Hampi: Day 2
One can typically start the day 2 in Matanga Hills, watching the 360-degree view of Hampi at sunrise. Head towards the northeast to see the signature temple complex of Hampi, named after one of the names of Lord Krishna, “Vitthala” Temple. This temple was created mid of 16th Century speculated by multiple sponsors. Exceptional Dravidian architecture and unmatched craftsmanship can be observed in its musical pillars and in the stone chariot.
The temple complex can be divided into “Maha Mantapa”, “Ranga Mantapa” and “Stone Chariot”. Maha Mantapa is orchestrated with elephant balustrade and 40 pillars around it. Intricate design works in ceiling and pillars still awes visitors. Turn to the Stone Chariot and observe the architectural wonders in each of its 7 levels.
In Ranga Mantapa, watch the 56 musical pillars or commonly mentioned as SAREGAMA pillars. Tap the pillars gently and they will emanate musical notes. There are 7 minor pillars around every main pillar which emits the musical notes of each instrument. The constructional science behind the emission of musical notes still remains a mystery. After watching this jaw-dropping beauty, head back to river Tungabhadra and take a coracle ride.
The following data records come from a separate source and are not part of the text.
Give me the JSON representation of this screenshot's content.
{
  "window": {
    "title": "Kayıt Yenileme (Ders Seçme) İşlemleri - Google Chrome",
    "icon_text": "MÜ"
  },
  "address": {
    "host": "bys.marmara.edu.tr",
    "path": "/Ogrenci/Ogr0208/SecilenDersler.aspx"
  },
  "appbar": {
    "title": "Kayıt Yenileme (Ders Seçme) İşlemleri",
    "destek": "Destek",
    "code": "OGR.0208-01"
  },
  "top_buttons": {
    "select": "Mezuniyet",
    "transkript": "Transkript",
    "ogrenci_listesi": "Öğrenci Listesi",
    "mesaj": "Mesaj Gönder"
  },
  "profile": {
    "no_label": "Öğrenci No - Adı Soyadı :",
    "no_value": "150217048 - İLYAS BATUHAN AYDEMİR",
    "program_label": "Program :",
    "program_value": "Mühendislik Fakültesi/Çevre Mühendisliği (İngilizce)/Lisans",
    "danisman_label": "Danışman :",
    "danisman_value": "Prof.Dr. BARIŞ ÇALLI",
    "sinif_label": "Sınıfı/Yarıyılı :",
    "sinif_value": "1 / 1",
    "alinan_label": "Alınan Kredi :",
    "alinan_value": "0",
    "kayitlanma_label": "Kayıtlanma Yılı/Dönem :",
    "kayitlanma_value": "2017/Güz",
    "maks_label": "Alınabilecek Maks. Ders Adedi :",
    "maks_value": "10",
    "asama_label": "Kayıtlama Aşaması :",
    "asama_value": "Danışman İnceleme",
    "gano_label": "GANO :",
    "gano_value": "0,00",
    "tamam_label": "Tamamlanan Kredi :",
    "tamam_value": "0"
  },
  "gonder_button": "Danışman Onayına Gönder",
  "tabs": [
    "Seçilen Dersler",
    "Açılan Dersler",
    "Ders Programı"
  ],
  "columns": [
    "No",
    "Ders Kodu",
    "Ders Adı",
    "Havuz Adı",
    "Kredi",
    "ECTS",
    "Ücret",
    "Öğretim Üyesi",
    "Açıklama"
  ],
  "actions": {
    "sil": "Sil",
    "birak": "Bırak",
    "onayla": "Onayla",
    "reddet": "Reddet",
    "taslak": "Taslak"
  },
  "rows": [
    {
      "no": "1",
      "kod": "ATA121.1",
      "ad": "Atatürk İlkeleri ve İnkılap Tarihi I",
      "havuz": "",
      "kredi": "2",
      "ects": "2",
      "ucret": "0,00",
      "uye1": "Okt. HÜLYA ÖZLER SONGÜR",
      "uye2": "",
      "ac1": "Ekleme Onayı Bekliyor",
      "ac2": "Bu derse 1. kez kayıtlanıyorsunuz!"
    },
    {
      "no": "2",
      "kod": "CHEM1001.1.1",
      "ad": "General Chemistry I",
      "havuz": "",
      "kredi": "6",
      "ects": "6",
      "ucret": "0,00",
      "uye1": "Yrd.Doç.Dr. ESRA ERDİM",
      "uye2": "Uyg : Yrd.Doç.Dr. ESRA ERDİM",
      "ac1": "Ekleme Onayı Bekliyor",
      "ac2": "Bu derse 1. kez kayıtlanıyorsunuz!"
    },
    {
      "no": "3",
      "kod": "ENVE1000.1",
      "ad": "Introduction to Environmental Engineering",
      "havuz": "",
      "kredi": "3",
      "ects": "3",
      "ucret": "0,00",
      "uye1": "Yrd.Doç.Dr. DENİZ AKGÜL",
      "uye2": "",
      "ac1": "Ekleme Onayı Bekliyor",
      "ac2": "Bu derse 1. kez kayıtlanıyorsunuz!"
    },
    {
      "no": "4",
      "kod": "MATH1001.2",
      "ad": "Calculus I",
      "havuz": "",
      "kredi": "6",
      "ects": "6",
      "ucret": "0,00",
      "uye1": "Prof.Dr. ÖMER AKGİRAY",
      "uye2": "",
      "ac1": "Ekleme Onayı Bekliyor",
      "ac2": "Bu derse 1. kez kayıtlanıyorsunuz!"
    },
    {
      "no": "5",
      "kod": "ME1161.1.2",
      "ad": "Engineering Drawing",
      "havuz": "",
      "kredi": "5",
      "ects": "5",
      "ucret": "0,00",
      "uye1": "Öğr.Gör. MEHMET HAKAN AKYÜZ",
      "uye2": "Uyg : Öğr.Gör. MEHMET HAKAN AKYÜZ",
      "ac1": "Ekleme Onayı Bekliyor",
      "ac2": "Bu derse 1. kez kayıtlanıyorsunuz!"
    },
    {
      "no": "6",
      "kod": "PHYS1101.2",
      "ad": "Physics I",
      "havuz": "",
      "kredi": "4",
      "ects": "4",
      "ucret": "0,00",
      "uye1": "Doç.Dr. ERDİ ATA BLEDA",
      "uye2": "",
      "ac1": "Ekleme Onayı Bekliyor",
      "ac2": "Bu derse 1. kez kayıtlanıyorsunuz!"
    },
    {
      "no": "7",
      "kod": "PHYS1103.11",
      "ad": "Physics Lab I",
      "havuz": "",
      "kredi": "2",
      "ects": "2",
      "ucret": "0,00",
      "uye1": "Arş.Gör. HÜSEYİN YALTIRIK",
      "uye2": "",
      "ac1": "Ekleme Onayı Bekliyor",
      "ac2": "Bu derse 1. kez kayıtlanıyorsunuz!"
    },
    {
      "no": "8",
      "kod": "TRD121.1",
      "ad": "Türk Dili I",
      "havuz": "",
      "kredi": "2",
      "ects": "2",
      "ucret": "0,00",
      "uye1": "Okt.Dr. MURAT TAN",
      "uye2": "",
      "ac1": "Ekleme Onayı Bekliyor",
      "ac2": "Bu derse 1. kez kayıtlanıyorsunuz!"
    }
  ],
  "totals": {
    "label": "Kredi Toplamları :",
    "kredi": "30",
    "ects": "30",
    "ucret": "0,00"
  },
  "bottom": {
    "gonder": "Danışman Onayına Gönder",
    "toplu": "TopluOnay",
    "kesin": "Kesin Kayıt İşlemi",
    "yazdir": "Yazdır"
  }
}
This country boats are being used since the time of the Vijayanagara Empire. It will certainly be an experience to be treasured if you are not really weak hearted.
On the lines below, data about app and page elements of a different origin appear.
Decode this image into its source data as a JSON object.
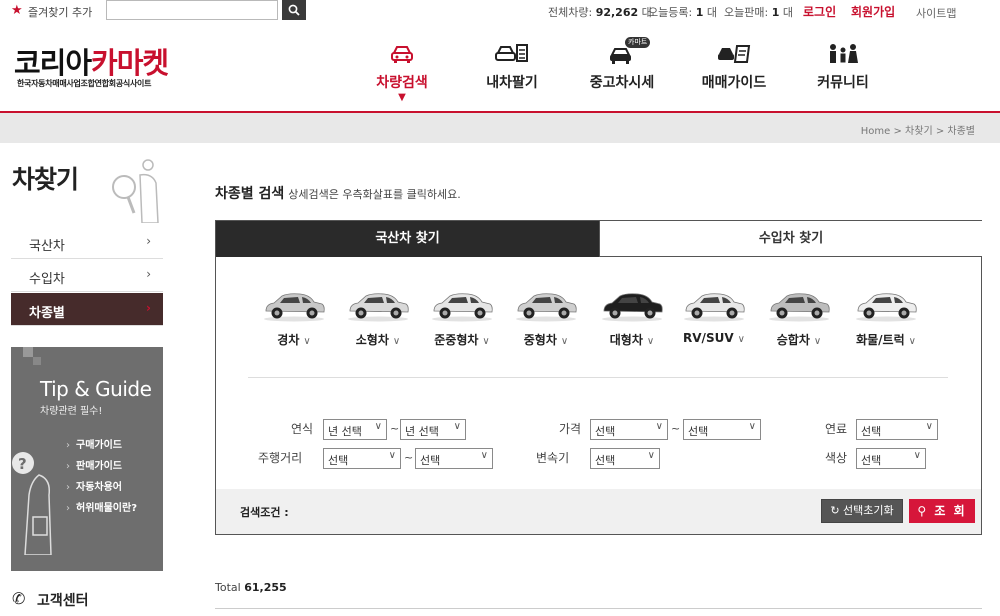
{
  "topbar": {
    "favorite_label": "즐겨찾기 추가",
    "search_placeholder": "",
    "stats": {
      "total_label": "전체차량:",
      "total_value": "92,262",
      "total_unit": "대",
      "today_reg_label": "오늘등록:",
      "today_reg_value": "1",
      "today_reg_unit": "대",
      "today_sale_label": "오늘판매:",
      "today_sale_value": "1",
      "today_sale_unit": "대"
    },
    "login": "로그인",
    "join": "회원가입",
    "sitemap": "사이트맵"
  },
  "logo": {
    "part1": "코리아",
    "part2": "카마켓",
    "subtitle": "한국자동차매매사업조합연합회공식사이트"
  },
  "nav": [
    {
      "label": "차량검색"
    },
    {
      "label": "내차팔기"
    },
    {
      "label": "중고차시세",
      "badge": "카마트"
    },
    {
      "label": "매매가이드"
    },
    {
      "label": "커뮤니티"
    }
  ],
  "breadcrumb": "Home > 차찾기 > 차종별",
  "sidebar": {
    "title": "차찾기",
    "items": [
      {
        "label": "국산차"
      },
      {
        "label": "수입차"
      },
      {
        "label": "차종별"
      }
    ],
    "tip": {
      "title": "Tip & Guide",
      "subtitle": "차량관련 필수!",
      "links": [
        "구매가이드",
        "판매가이드",
        "자동차용어",
        "허위매물이란?"
      ]
    },
    "customer_center": "고객센터"
  },
  "main": {
    "title": "차종별 검색",
    "subtitle": "상세검색은 우측화살표를 클릭하세요.",
    "tabs": [
      {
        "label": "국산차 찾기"
      },
      {
        "label": "수입차 찾기"
      }
    ],
    "car_types": [
      {
        "label": "경차",
        "color": "#c8c8c8"
      },
      {
        "label": "소형차",
        "color": "#d9d9d9"
      },
      {
        "label": "준중형차",
        "color": "#e6e6e6"
      },
      {
        "label": "중형차",
        "color": "#cfcfcf"
      },
      {
        "label": "대형차",
        "color": "#1f1f1f"
      },
      {
        "label": "RV/SUV",
        "color": "#e8e8e8"
      },
      {
        "label": "승합차",
        "color": "#bdbdbd"
      },
      {
        "label": "화물/트럭",
        "color": "#eeeeee"
      }
    ],
    "filters": {
      "year_label": "연식",
      "year_from": "년 선택",
      "year_to": "년 선택",
      "price_label": "가격",
      "price_from": "선택",
      "price_to": "선택",
      "fuel_label": "연료",
      "fuel": "선택",
      "mileage_label": "주행거리",
      "mileage_from": "선택",
      "mileage_to": "선택",
      "transmission_label": "변속기",
      "transmission": "선택",
      "color_label": "색상",
      "color": "선택"
    },
    "conditions_label": "검색조건 :",
    "reset_label": "선택초기화",
    "search_label": "조 회",
    "total_label": "Total",
    "total_value": "61,255"
  },
  "colors": {
    "accent": "#c8102e",
    "dark": "#2a2a2a",
    "sidebar_active": "#462b2b"
  }
}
If you see the sun leaning over the west, start your journey to Tungabhadra Dam. This is comparatively less explored by tourists but will surely be something to be mentioned separately. The dam, which creates the biggest reservoir with 101 thousand million cubic feet of gross storage capacity, has a height of 49.5 meters from its deepest foundation. On the garden complex, indulge yourself in 5D experience or enjoy a boating session. Before sunset, get a bus from the TBD garden and reach to the top of the watchtower. A spectacular view of the river Tungabhadra, a tributary of Kaveri, will justify its sobriquet ‘Pampa Sagar’. Prepare for rebasing and resume a mundane regular life but places like Hampi will surely add one more reason to believe why India was, and still is an incredible place!
How to reach
The city of Hampi is about 12KMs from Hosapete of Bellary district of Karnataka. Hosapete is well connected with major cities through railways and bus services. The nearest airport at Hubli, commonly known as Hubballi Airport, shares a distance of 155KMs. While there are lesser options to stay near the city of ruins, a plethora of Hotels or other accommodations are available respecting various pocket pinches. Hire a chauffeur driven car to start your experience with Hampi from the local booking agents.